THE DATA
################

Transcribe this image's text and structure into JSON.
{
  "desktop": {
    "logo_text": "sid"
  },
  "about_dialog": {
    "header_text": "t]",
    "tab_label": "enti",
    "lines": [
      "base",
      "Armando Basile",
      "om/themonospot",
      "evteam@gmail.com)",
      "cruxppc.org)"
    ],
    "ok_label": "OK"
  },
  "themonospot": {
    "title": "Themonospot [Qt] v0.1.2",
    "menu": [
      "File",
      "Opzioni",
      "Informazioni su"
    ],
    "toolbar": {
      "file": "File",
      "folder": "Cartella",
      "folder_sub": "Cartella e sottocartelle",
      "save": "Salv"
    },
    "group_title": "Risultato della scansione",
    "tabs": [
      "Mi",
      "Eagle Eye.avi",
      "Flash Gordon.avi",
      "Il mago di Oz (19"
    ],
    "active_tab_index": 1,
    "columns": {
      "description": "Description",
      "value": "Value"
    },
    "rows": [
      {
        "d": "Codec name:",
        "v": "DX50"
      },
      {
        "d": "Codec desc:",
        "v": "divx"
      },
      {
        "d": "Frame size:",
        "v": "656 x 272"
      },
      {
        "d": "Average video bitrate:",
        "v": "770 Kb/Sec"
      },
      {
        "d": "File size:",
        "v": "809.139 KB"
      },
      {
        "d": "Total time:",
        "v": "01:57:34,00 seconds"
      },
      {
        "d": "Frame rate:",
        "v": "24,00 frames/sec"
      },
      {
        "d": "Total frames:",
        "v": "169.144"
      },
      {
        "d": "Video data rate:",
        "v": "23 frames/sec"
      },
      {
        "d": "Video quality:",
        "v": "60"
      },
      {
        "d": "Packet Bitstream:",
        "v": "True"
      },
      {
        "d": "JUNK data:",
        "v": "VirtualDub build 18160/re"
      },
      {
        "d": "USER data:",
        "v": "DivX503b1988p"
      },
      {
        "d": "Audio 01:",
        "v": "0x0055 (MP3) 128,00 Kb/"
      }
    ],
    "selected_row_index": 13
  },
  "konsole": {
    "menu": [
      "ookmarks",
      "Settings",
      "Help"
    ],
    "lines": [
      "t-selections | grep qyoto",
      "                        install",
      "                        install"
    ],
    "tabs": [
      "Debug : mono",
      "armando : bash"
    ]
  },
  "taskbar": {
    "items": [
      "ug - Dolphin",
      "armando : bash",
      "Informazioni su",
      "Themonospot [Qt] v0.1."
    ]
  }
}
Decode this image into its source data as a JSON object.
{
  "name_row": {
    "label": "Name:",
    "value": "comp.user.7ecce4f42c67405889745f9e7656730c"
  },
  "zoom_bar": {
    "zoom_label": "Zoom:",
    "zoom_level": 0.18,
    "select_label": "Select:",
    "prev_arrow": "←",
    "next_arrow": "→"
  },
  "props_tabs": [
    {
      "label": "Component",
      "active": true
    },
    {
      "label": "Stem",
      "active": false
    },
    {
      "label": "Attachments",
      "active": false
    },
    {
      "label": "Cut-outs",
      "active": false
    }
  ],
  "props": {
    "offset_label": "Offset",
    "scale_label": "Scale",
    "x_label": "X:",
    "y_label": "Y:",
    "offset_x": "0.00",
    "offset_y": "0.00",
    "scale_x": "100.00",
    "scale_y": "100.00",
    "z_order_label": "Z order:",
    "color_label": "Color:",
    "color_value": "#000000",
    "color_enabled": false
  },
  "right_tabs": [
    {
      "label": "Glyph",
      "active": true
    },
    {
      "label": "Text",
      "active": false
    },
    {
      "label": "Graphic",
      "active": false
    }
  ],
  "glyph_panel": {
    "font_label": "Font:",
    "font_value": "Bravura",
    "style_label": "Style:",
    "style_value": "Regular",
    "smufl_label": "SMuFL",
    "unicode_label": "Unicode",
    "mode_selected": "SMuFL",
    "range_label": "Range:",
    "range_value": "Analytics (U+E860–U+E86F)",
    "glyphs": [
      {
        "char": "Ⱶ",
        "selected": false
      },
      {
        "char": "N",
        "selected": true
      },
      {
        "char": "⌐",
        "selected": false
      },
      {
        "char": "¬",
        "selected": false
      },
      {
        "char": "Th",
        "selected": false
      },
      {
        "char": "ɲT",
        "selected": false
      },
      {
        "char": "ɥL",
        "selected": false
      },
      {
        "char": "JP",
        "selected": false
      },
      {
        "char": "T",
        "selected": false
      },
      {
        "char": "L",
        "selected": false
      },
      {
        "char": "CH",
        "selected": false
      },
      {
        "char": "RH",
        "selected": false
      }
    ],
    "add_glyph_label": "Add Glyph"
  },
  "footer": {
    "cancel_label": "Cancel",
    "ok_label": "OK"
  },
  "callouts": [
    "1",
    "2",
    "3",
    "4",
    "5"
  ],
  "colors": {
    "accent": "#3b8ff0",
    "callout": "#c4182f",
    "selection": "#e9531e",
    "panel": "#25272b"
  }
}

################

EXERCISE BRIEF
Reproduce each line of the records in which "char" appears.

ANSWER BOX
        "char": "Ⱶ",
        "char": "N",
        "char": "⌐",
        "char": "¬",
        "char": "Th",
        "char": "ɲT",
        "char": "ɥL",
        "char": "JP",
        "char": "T",
        "char": "L",
        "char": "CH",
        "char": "RH",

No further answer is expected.